Volunteering: Advice for Job Seekers
If you find yourself unemployed after having worked full
time for years, volunteering may provide an excellent way to make use of your
sudden bounty of free time. Volunteer work may also take the edge off of a
pervasive sense of aimlessness or anxiety. There’s nothing better than finding
a constructive outlet for excess time and restless energy. Besides, time is
money, and if you aren’t using yours, you may as well donate it to a worthy
Right. But volunteering, while generally an excellent idea
for everyone, warrants a few special considerations for the unemployed. If
you’re out of work and trying to recover your stride, remember three things as
you go forward in search of volunteer opportunities that can make use of your
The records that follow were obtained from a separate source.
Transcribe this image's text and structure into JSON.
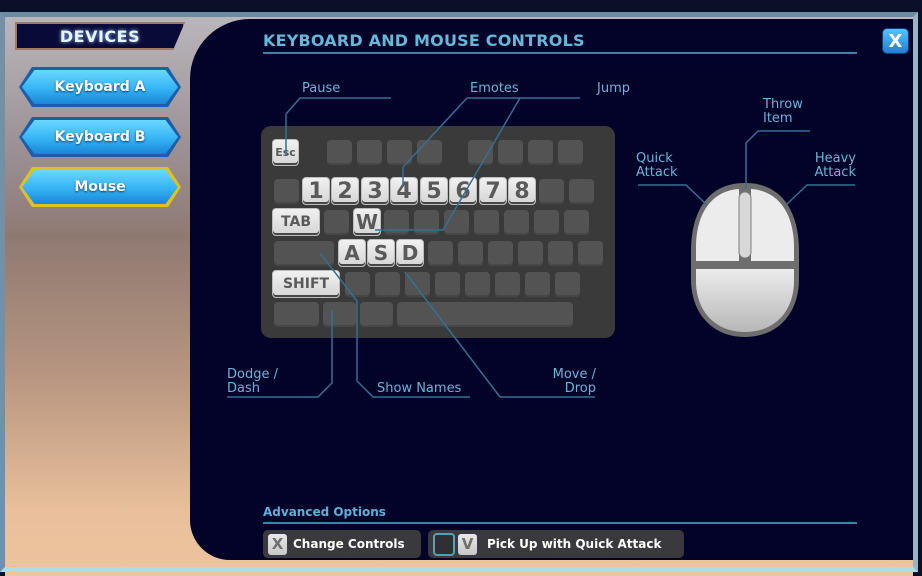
{
  "sidebar": {
    "title": "DEVICES",
    "items": [
      {
        "label": "Keyboard A",
        "selected": false
      },
      {
        "label": "Keyboard B",
        "selected": false
      },
      {
        "label": "Mouse",
        "selected": true
      }
    ]
  },
  "main": {
    "title": "KEYBOARD AND MOUSE CONTROLS",
    "close_label": "X",
    "keyboard": {
      "highlighted_keys": [
        "Esc",
        "1",
        "2",
        "3",
        "4",
        "5",
        "6",
        "7",
        "8",
        "TAB",
        "W",
        "A",
        "S",
        "D",
        "SHIFT"
      ]
    },
    "callouts": {
      "pause": "Pause",
      "emotes": "Emotes",
      "jump": "Jump",
      "dodge_dash_1": "Dodge /",
      "dodge_dash_2": "Dash",
      "show_names": "Show Names",
      "move_drop_1": "Move /",
      "move_drop_2": "Drop",
      "quick_attack_1": "Quick",
      "quick_attack_2": "Attack",
      "throw_item_1": "Throw",
      "throw_item_2": "Item",
      "heavy_attack_1": "Heavy",
      "heavy_attack_2": "Attack"
    },
    "advanced": {
      "title": "Advanced Options",
      "options": [
        {
          "key": "X",
          "label": "Change Controls"
        },
        {
          "key": "V",
          "label": "Pick Up with Quick Attack",
          "checked": false
        }
      ]
    }
  },
  "colors": {
    "panel_bg": "#03032a",
    "accent": "#65b8d6",
    "button_blue": "#35b3f5",
    "selected_border": "#e2c11e"
  }
}
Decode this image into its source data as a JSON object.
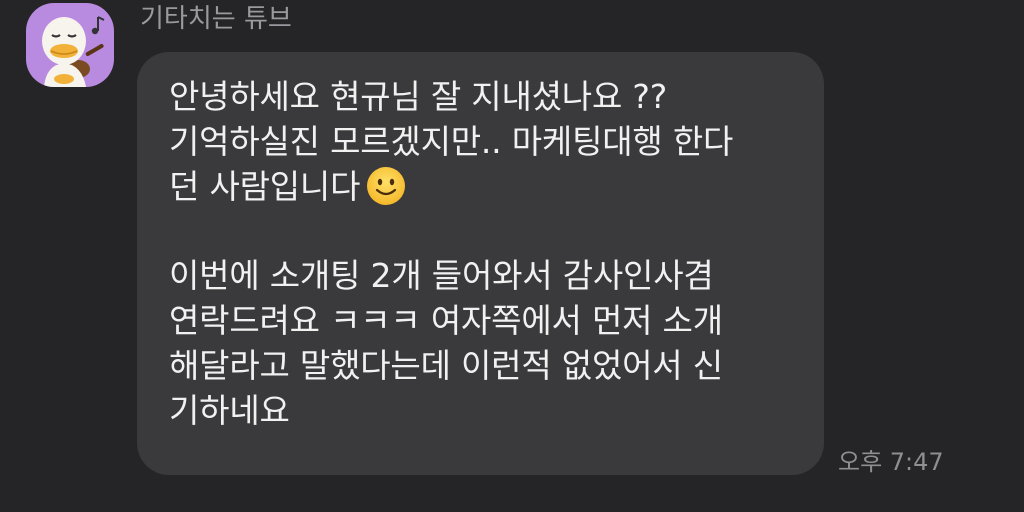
{
  "chat": {
    "sender_name": "기타치는 튜브",
    "avatar_icon": "duck-character-playing-guitar",
    "message_lines": [
      "안녕하세요 현규님 잘 지내셨나요 ??",
      "기억하실진 모르겠지만.. 마케팅대행 한다",
      "던 사람입니다",
      "",
      "이번에 소개팅 2개 들어와서 감사인사겸",
      "연락드려요 ㅋㅋㅋ 여자쪽에서 먼저 소개",
      "해달라고 말했다는데 이런적 없었어서 신",
      "기하네요"
    ],
    "emoji_icon": "slightly-smiling-face",
    "timestamp": "오후 7:47"
  },
  "colors": {
    "background": "#252527",
    "bubble": "#3a3a3c",
    "message_text": "#f1f1f1",
    "meta_text": "#9a9a9e",
    "avatar_bg": "#b88be0"
  }
}
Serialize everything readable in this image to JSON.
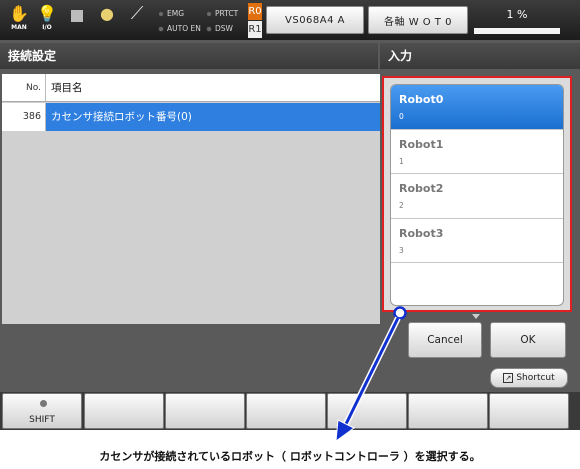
{
  "topbar": {
    "mode_caption": "MAN",
    "io_caption": "I/O",
    "leds": {
      "emg": "EMG",
      "prtct": "PRTCT",
      "auto_en": "AUTO EN",
      "dsw": "DSW"
    },
    "r0": "R0",
    "r1": "R1",
    "controller_button": "VS068A4 A",
    "axis_button": "各軸 W O T 0",
    "speed": "1 %",
    "speed_fraction": 0.01
  },
  "left_panel": {
    "title": "接続設定",
    "header": {
      "no": "No.",
      "name": "項目名"
    },
    "rows": [
      {
        "no": "386",
        "name": "カセンサ接続ロボット番号(0)"
      }
    ]
  },
  "right_panel": {
    "title": "入力",
    "options": [
      {
        "title": "Robot0",
        "value": "0",
        "selected": true
      },
      {
        "title": "Robot1",
        "value": "1",
        "selected": false
      },
      {
        "title": "Robot2",
        "value": "2",
        "selected": false
      },
      {
        "title": "Robot3",
        "value": "3",
        "selected": false
      }
    ],
    "cancel": "Cancel",
    "ok": "OK"
  },
  "shortcut": "Shortcut",
  "function_keys": {
    "f1": "SHIFT"
  },
  "caption": "カセンサが接続されているロボット（ ロボットコントローラ ）を選択する。",
  "colors": {
    "highlight": "#e02020",
    "arrow": "#1030d0",
    "selection": "#2e7fe0"
  }
}
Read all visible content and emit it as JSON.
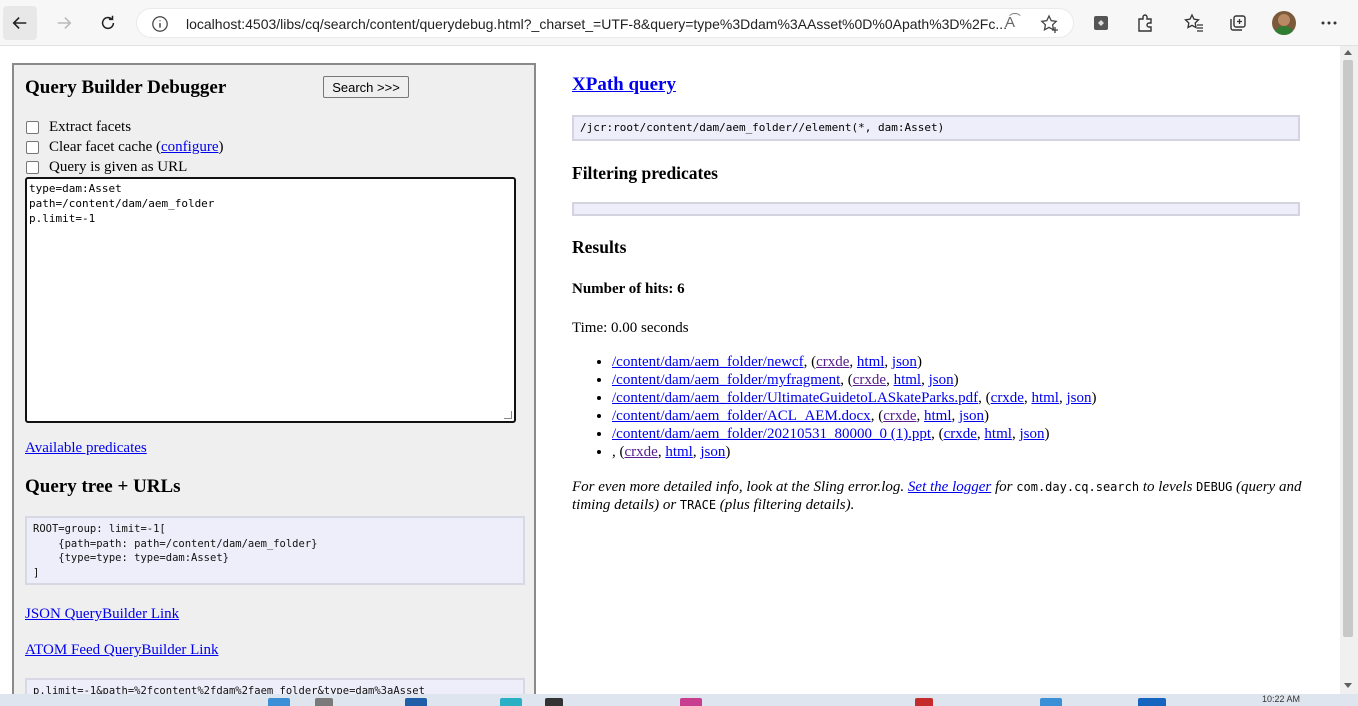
{
  "browser": {
    "url": "localhost:4503/libs/cq/search/content/querydebug.html?_charset_=UTF-8&query=type%3Ddam%3AAsset%0D%0Apath%3D%2Fc...",
    "reader_label": "A͡"
  },
  "left": {
    "title": "Query Builder Debugger",
    "search_button": "Search >>>",
    "checkboxes": {
      "extract": "Extract facets",
      "clear_prefix": "Clear facet cache (",
      "configure": "configure",
      "clear_suffix": ")",
      "url": "Query is given as URL"
    },
    "query_text": "type=dam:Asset\npath=/content/dam/aem_folder\np.limit=-1",
    "available_predicates": "Available predicates",
    "tree_heading": "Query tree + URLs",
    "tree_text": "ROOT=group: limit=-1[\n    {path=path: path=/content/dam/aem_folder}\n    {type=type: type=dam:Asset}\n]",
    "json_link": "JSON QueryBuilder Link",
    "atom_link": "ATOM Feed QueryBuilder Link",
    "url_text": "p.limit=-1&path=%2fcontent%2fdam%2faem_folder&type=dam%3aAsset"
  },
  "right": {
    "xpath_heading": "XPath query",
    "xpath": "/jcr:root/content/dam/aem_folder//element(*, dam:Asset)",
    "filtering_heading": "Filtering predicates",
    "results_heading": "Results",
    "hits": "Number of hits: 6",
    "time": "Time: 0.00 seconds",
    "results": [
      {
        "path": "/content/dam/aem_folder/newcf",
        "sep": ", (",
        "crxde": "crxde",
        "html": "html",
        "json": "json",
        "end": ")"
      },
      {
        "path": "/content/dam/aem_folder/myfragment",
        "sep": ", (",
        "crxde": "crxde",
        "html": "html",
        "json": "json",
        "end": ")"
      },
      {
        "path": "/content/dam/aem_folder/UltimateGuidetoLASkateParks.pdf",
        "sep": ", (",
        "crxde": "crxde",
        "html": "html",
        "json": "json",
        "end": ")"
      },
      {
        "path": "/content/dam/aem_folder/ACL_AEM.docx",
        "sep": ", (",
        "crxde": "crxde",
        "html": "html",
        "json": "json",
        "end": ")"
      },
      {
        "path": "/content/dam/aem_folder/20210531_80000_0 (1).ppt",
        "sep": ", (",
        "crxde": "crxde",
        "html": "html",
        "json": "json",
        "end": ")"
      },
      {
        "path": "",
        "sep": ", (",
        "crxde": "crxde",
        "html": "html",
        "json": "json",
        "end": ")"
      }
    ],
    "comma": ", ",
    "note": {
      "p1": "For even more detailed info, look at the Sling error.log. ",
      "logger_link": "Set the logger",
      "p2": " for ",
      "code1": "com.day.cq.search",
      "p3": " to levels ",
      "code2": "DEBUG",
      "p4": " (query and timing details) or ",
      "code3": "TRACE",
      "p5": " (plus filtering details)."
    }
  },
  "taskbar": {
    "clock": "10:22 AM"
  }
}
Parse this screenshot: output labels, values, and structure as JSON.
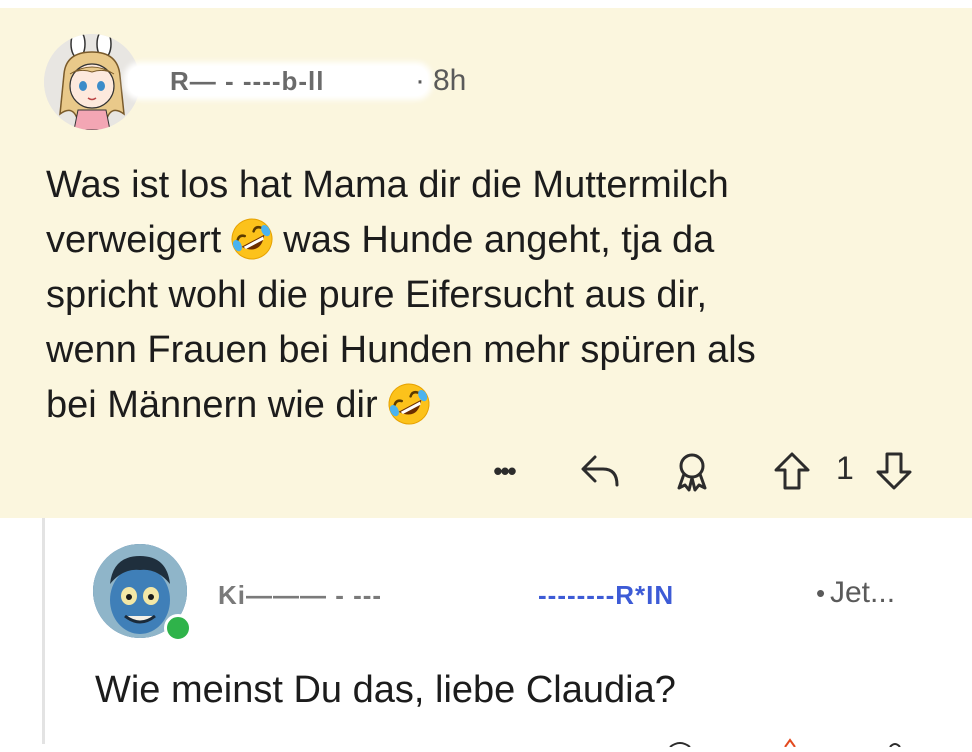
{
  "comment1": {
    "username_obscured": "R— ‐ ‐‐‐‐b‐ll",
    "time": "8h",
    "separator": "·",
    "body_line1": "Was ist los hat Mama dir die Muttermilch",
    "body_line2a": "verweigert",
    "body_line2b": "was Hunde angeht, tja da",
    "body_line3": "spricht wohl die pure Eifersucht aus dir,",
    "body_line4": "wenn Frauen bei Hunden mehr spüren als",
    "body_line5": "bei Männern wie dir",
    "emoji": "rolling-on-floor-laughing",
    "actions": {
      "more_label": "•••",
      "vote_count": "1"
    },
    "highlight_color": "#fbf6de"
  },
  "comment2": {
    "username_obscured_a": "Ki——— ‐ ‐‐‐",
    "username_obscured_b": "‐‐‐‐‐‐‐‐R*IN",
    "separator": "•",
    "time": "Jet...",
    "body": "Wie meinst Du das, liebe Claudia?",
    "online_color": "#2fb34a"
  }
}
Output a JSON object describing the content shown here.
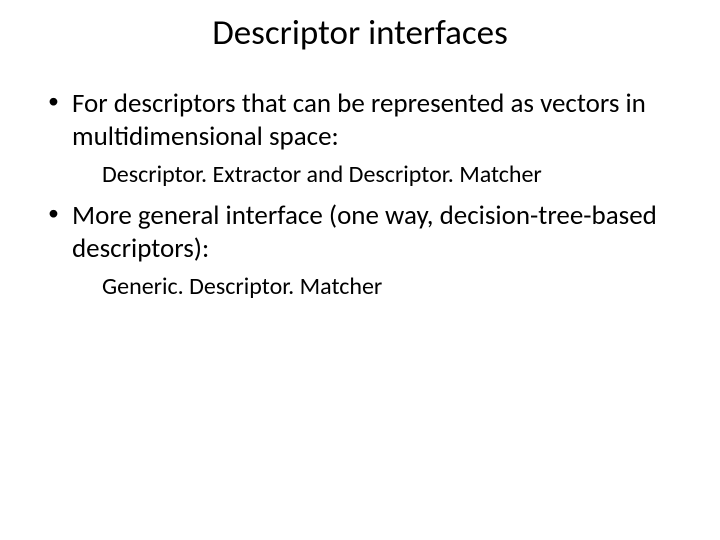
{
  "slide": {
    "title": "Descriptor interfaces",
    "items": [
      {
        "text": "For descriptors that can be represented as vectors in multidimensional space:",
        "sub_parts": {
          "a": "Descriptor. Extractor",
          "sep": " and ",
          "b": "Descriptor. Matcher"
        }
      },
      {
        "text": "More general interface (one way, decision-tree-based descriptors):",
        "sub_parts": {
          "a": "Generic. Descriptor. Matcher"
        }
      }
    ]
  }
}
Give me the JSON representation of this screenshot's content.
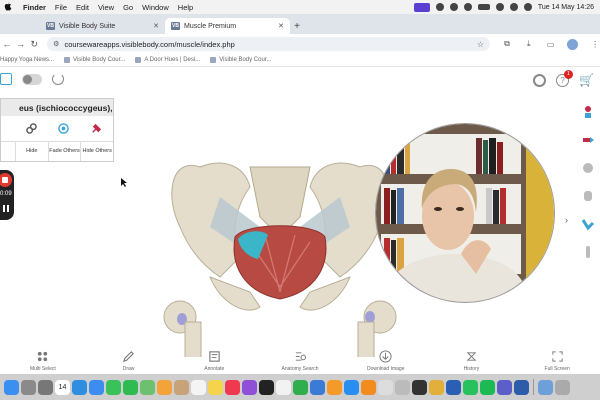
{
  "menubar": {
    "app": "Finder",
    "items": [
      "File",
      "Edit",
      "View",
      "Go",
      "Window",
      "Help"
    ],
    "clock": "Tue 14 May  14:26"
  },
  "browser": {
    "tabs": [
      {
        "favicon": "VB",
        "label": "Visible Body Suite"
      },
      {
        "favicon": "VB",
        "label": "Muscle Premium"
      }
    ],
    "new_tab": "+",
    "url": "coursewareapps.visiblebody.com/muscle/index.php",
    "bookmarks": [
      "Happy Yoga News...",
      "Visible Body Cour...",
      "A Door Hues | Desi...",
      "Visible Body Cour..."
    ]
  },
  "panel": {
    "title": "eus (ischiococcygeus), L",
    "actions": [
      "Hide",
      "Fade Others",
      "Hide Others"
    ]
  },
  "recorder": {
    "time": "0:09"
  },
  "notifications": {
    "count": "1"
  },
  "bottom_toolbar": [
    "Multi Select",
    "Draw",
    "Annotate",
    "Anatomy Search",
    "Download Image",
    "History",
    "Full Screen"
  ],
  "dock": {
    "calendar_day": "14"
  },
  "colors": {
    "accent": "#3aa3d4",
    "muscle": "#b84a44",
    "bone": "#e4ddcc",
    "highlight": "#3bb6c8",
    "record": "#e03a30"
  }
}
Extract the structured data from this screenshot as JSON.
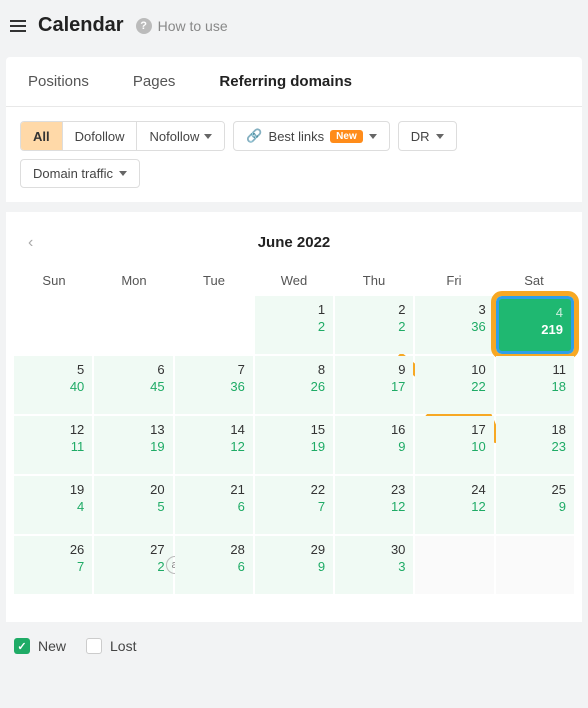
{
  "header": {
    "title": "Calendar",
    "help": "How to use"
  },
  "tabs": {
    "positions": "Positions",
    "pages": "Pages",
    "referring": "Referring domains"
  },
  "filters": {
    "all": "All",
    "dofollow": "Dofollow",
    "nofollow": "Nofollow",
    "bestlinks": "Best links",
    "new_badge": "New",
    "dr": "DR",
    "domain_traffic": "Domain traffic"
  },
  "calendar": {
    "month": "June 2022",
    "daynames": [
      "Sun",
      "Mon",
      "Tue",
      "Wed",
      "Thu",
      "Fri",
      "Sat"
    ],
    "cells": [
      {
        "empty": true
      },
      {
        "empty": true
      },
      {
        "empty": true
      },
      {
        "d": "1",
        "v": "2"
      },
      {
        "d": "2",
        "v": "2"
      },
      {
        "d": "3",
        "v": "36"
      },
      {
        "d": "4",
        "v": "219",
        "sel": true
      },
      {
        "d": "5",
        "v": "40"
      },
      {
        "d": "6",
        "v": "45"
      },
      {
        "d": "7",
        "v": "36"
      },
      {
        "d": "8",
        "v": "26"
      },
      {
        "d": "9",
        "v": "17"
      },
      {
        "d": "10",
        "v": "22"
      },
      {
        "d": "11",
        "v": "18"
      },
      {
        "d": "12",
        "v": "11"
      },
      {
        "d": "13",
        "v": "19"
      },
      {
        "d": "14",
        "v": "12"
      },
      {
        "d": "15",
        "v": "19"
      },
      {
        "d": "16",
        "v": "9"
      },
      {
        "d": "17",
        "v": "10"
      },
      {
        "d": "18",
        "v": "23"
      },
      {
        "d": "19",
        "v": "4"
      },
      {
        "d": "20",
        "v": "5"
      },
      {
        "d": "21",
        "v": "6"
      },
      {
        "d": "22",
        "v": "7"
      },
      {
        "d": "23",
        "v": "12"
      },
      {
        "d": "24",
        "v": "12"
      },
      {
        "d": "25",
        "v": "9"
      },
      {
        "d": "26",
        "v": "7"
      },
      {
        "d": "27",
        "v": "2",
        "a": true
      },
      {
        "d": "28",
        "v": "6"
      },
      {
        "d": "29",
        "v": "9"
      },
      {
        "d": "30",
        "v": "3"
      },
      {
        "empty": true,
        "inactive": true
      },
      {
        "empty": true,
        "inactive": true
      }
    ]
  },
  "legend": {
    "new": "New",
    "lost": "Lost"
  }
}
strong back, clever mind and empty hands.
Choose the right organization. The one you feel
most passionate about is the one to which you should devote yourself, but don’t
strike an organization off your list right away if it can offer any contacts or
skills that may help you find work.
Watch out for mission creep. Before you begin
volunteering, make a clear decision about how you will distribute your time,
and then stick with it. If you plan to volunteer on Saturdays and use weekdays
for the job hunt, keep that plan. If you’re asked to extend your volunteer
hours into the week, politely say no.
that your time is valuable. When we become unemployed, our time often begins to
feel like a very cheap commodity. Each hour that your employer once bought for
a high price might now seem worthless unless dedicated to the service of
others. This attitude is noble. But try to maintain your perspective, and don’t
confuse volunteer work with penance or self-punishment. If you find yourself
spending too many hours at the volunteer center sitting still or dusting
shelves that are already clean, it may be time to go home and spend those hours
with your family and friends.